───── Supplied material

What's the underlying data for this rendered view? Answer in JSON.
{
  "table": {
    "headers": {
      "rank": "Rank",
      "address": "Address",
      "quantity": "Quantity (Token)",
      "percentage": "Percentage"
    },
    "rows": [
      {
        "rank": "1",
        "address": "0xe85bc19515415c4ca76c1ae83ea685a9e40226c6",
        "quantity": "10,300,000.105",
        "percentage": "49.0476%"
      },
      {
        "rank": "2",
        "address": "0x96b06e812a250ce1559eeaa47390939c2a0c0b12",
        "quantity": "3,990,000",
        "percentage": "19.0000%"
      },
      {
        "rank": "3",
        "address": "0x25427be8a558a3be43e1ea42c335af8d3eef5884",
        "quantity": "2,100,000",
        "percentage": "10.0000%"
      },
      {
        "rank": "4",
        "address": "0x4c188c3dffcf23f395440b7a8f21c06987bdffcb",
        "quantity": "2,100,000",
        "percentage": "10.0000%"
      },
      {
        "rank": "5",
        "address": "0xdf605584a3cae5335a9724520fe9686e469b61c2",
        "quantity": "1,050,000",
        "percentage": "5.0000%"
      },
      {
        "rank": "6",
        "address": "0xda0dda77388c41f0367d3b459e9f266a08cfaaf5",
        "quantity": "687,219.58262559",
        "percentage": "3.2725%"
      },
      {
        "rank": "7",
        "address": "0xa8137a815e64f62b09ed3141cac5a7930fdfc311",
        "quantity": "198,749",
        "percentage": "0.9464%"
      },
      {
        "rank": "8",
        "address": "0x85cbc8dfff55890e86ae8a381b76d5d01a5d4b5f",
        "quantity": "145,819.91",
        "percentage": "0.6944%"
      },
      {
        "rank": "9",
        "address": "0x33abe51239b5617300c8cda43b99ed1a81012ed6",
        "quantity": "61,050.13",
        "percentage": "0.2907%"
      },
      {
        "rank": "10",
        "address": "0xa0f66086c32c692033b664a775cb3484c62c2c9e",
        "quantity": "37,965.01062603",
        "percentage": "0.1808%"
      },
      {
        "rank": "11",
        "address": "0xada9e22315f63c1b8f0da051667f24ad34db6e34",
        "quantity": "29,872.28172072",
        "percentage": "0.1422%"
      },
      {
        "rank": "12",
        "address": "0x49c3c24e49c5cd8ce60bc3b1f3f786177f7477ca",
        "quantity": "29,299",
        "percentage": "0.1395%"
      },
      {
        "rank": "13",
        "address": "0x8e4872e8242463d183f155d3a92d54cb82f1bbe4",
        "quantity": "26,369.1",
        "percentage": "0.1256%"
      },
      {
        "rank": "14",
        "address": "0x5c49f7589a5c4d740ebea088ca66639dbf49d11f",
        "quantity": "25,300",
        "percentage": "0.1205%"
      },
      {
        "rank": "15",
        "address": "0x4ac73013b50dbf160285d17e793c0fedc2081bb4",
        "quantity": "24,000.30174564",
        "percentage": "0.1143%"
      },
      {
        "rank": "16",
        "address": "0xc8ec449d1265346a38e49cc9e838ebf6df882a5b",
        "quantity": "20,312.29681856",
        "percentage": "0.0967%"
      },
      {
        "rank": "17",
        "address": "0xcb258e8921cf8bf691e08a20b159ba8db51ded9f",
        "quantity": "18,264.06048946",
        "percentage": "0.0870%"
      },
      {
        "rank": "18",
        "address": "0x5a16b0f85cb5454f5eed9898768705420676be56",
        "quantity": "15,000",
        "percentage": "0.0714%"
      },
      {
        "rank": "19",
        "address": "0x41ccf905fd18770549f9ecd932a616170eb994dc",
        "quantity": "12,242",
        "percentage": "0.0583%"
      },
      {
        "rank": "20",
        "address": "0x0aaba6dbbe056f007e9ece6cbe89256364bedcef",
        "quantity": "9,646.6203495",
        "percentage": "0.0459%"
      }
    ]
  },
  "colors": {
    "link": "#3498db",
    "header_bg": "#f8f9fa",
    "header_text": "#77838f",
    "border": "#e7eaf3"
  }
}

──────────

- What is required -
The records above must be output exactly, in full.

- Answer space -
What's the underlying data for this rendered view? Answer in JSON.
{
  "table": {
    "headers": {
      "rank": "Rank",
      "address": "Address",
      "quantity": "Quantity (Token)",
      "percentage": "Percentage"
    },
    "rows": [
      {
        "rank": "1",
        "address": "0xe85bc19515415c4ca76c1ae83ea685a9e40226c6",
        "quantity": "10,300,000.105",
        "percentage": "49.0476%"
      },
      {
        "rank": "2",
        "address": "0x96b06e812a250ce1559eeaa47390939c2a0c0b12",
        "quantity": "3,990,000",
        "percentage": "19.0000%"
      },
      {
        "rank": "3",
        "address": "0x25427be8a558a3be43e1ea42c335af8d3eef5884",
        "quantity": "2,100,000",
        "percentage": "10.0000%"
      },
      {
        "rank": "4",
        "address": "0x4c188c3dffcf23f395440b7a8f21c06987bdffcb",
        "quantity": "2,100,000",
        "percentage": "10.0000%"
      },
      {
        "rank": "5",
        "address": "0xdf605584a3cae5335a9724520fe9686e469b61c2",
        "quantity": "1,050,000",
        "percentage": "5.0000%"
      },
      {
        "rank": "6",
        "address": "0xda0dda77388c41f0367d3b459e9f266a08cfaaf5",
        "quantity": "687,219.58262559",
        "percentage": "3.2725%"
      },
      {
        "rank": "7",
        "address": "0xa8137a815e64f62b09ed3141cac5a7930fdfc311",
        "quantity": "198,749",
        "percentage": "0.9464%"
      },
      {
        "rank": "8",
        "address": "0x85cbc8dfff55890e86ae8a381b76d5d01a5d4b5f",
        "quantity": "145,819.91",
        "percentage": "0.6944%"
      },
      {
        "rank": "9",
        "address": "0x33abe51239b5617300c8cda43b99ed1a81012ed6",
        "quantity": "61,050.13",
        "percentage": "0.2907%"
      },
      {
        "rank": "10",
        "address": "0xa0f66086c32c692033b664a775cb3484c62c2c9e",
        "quantity": "37,965.01062603",
        "percentage": "0.1808%"
      },
      {
        "rank": "11",
        "address": "0xada9e22315f63c1b8f0da051667f24ad34db6e34",
        "quantity": "29,872.28172072",
        "percentage": "0.1422%"
      },
      {
        "rank": "12",
        "address": "0x49c3c24e49c5cd8ce60bc3b1f3f786177f7477ca",
        "quantity": "29,299",
        "percentage": "0.1395%"
      },
      {
        "rank": "13",
        "address": "0x8e4872e8242463d183f155d3a92d54cb82f1bbe4",
        "quantity": "26,369.1",
        "percentage": "0.1256%"
      },
      {
        "rank": "14",
        "address": "0x5c49f7589a5c4d740ebea088ca66639dbf49d11f",
        "quantity": "25,300",
        "percentage": "0.1205%"
      },
      {
        "rank": "15",
        "address": "0x4ac73013b50dbf160285d17e793c0fedc2081bb4",
        "quantity": "24,000.30174564",
        "percentage": "0.1143%"
      },
      {
        "rank": "16",
        "address": "0xc8ec449d1265346a38e49cc9e838ebf6df882a5b",
        "quantity": "20,312.29681856",
        "percentage": "0.0967%"
      },
      {
        "rank": "17",
        "address": "0xcb258e8921cf8bf691e08a20b159ba8db51ded9f",
        "quantity": "18,264.06048946",
        "percentage": "0.0870%"
      },
      {
        "rank": "18",
        "address": "0x5a16b0f85cb5454f5eed9898768705420676be56",
        "quantity": "15,000",
        "percentage": "0.0714%"
      },
      {
        "rank": "19",
        "address": "0x41ccf905fd18770549f9ecd932a616170eb994dc",
        "quantity": "12,242",
        "percentage": "0.0583%"
      },
      {
        "rank": "20",
        "address": "0x0aaba6dbbe056f007e9ece6cbe89256364bedcef",
        "quantity": "9,646.6203495",
        "percentage": "0.0459%"
      }
    ]
  },
  "colors": {
    "link": "#3498db",
    "header_bg": "#f8f9fa",
    "header_text": "#77838f",
    "border": "#e7eaf3"
  }
}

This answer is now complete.